The equations used to calculate a Bezier curve are third degree equations, meaning they have variables raised to the third power. Let's say our four points are named (x0,y0), (x1,y1), (x2,y2), and (x3,y3). Also, the variable "k" can be used to count from zero to one, so when k=0, the curve is at (x0,y0) and when k=1, the curve is at (x3,y3). (x0,y0) and (x3,y3) are known as the endpoints and (x1,y1) and (x2,y2) are known as "direction" or "control" points. The Bezier curve equations turn out to be:

x(k)=(1-k)^3*x0+3*k*(1-k)^2*x1+3*k^2*(1-k)*x2+k^3*x3 y(k)=(1-k)^3*y0+3*k*(1-k)^2*y1+3*k^2*(1-k)*y2+k^3*y3

Wow! Looks a little complex? Don't worry! Your CoCo can handle it! Let's write a small BASIC09 program to handle these equations for us and draw the resulting Bezier curve. To let this program be compatible with the MM/1 (which is what I'm currently using), I shall change window calls such as LINE, down to BYTE arrays since the MM/1 does not have a GFX2 module, but does have the same windowing codes. The parameters for the program will be the four points (x0,y0)(x1,y1)(x2,y2)(x3,y3) and a resolution variable. Since we don't have infinite resolution on our computers (that would be interesting...) we don't have to go through the calculations an infinite number of times! We only need to go through the calculations the number of times necessary to meet our screen resolution. If your are on a 640x200 screen, use 640. Anything higher will not give you a better graph, since you only have 640 dots across your screen. If you choose a number less than 640 (say 100), the computer can draw the curve faster, but it will be less smooth.

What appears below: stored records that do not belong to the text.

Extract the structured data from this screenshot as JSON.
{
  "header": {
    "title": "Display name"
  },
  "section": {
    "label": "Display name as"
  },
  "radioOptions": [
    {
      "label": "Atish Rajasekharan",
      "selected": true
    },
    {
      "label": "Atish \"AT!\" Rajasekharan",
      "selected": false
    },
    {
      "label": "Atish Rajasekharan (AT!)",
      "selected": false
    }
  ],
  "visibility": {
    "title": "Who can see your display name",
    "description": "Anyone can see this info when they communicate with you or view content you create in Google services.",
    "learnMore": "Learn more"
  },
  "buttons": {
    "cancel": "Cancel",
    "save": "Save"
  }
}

Note: BASIC09 takes a very long time to calculate powers (^), so in the program I've changed the power functions into multiplication, since k^2 is the same as k*k, etc.

PROCEDURE bezier param x0,y0,x1,y1,x2,y2,x3,y3,res:integer dim k,r,x,y:real dim xplot,yplot:integer dim setdptr(6),linem(6):byte base 1 setdptr(1)=$1b \ setdptr(2)=$40 \ setdptr(5)=0 \ (*SetDPtr window code*) linem(1)=$1b \ linem(2)=$46 \ linem(5)=0 \ (*LineM window code*) r=1.0/float(res) k=0.0 setdptr(3)=(x0/256) \ setdptr(4)=land(x0,255) setdptr(6)=land(y0,255) put #1,setdptr \ (*Set draw pointer on stdout*) while (k <=1.0) do x=(1-k)*(1-k)*(1-k)*x0+3*k*(1-k)*(1-k)*x1+3*k*k*(1-k)*x2+k*k*k*x3 y=(1-k)*(1-k)*(1-k)*y0+3*k*(1-k)*(1-k)*y1+3*k*k*(1-k)*y2+k*k*k*y3 xplot=int(x) yplot=int(y) linem(3)=(xplot/256) \ linem(4)=land(xplot,255) linem(6)=land(yplot,255) put #1,linem \ (*Draw line on stdout*) k=k+r endwhile end

Enter this into BASIC09 (or BASIC on an MM/1) and PACK it to your CMDS directory as instructed in your BASIC09 manual. To use the program, you must be on a graphics screen. On the MM/1, this is no problem since you are always on a graphics screen. On the CoCo, if you want to set up a graphics screen on, say, window 5, use:

wcreate /w5 -s=7 0 0 80 24 1 0 4 shell i=/w5&

Then CLEAR over to the newly created graphics window. Now, run the program using the format:

bezier(x0,y0,x1,y1,x2,y2,x3,y3,res) ; for the CoCo or bezier x0 y0 x1 y1 x2 y2 x3 y3 res ; for the MM/1.

Try some of the following for some interesting curves:

bezier(50,50,20,80,100,150,60,10,100) bezier(50,190,20,80,200,150,60,10,100) bezier(600,100,340,20,310,190,610,55,100) bezier(320,100,0,200,640,200,320,100,100) (Hershey's Kiss) bezier(320,50,320,200,200,200,180,140,100) (The letter "J")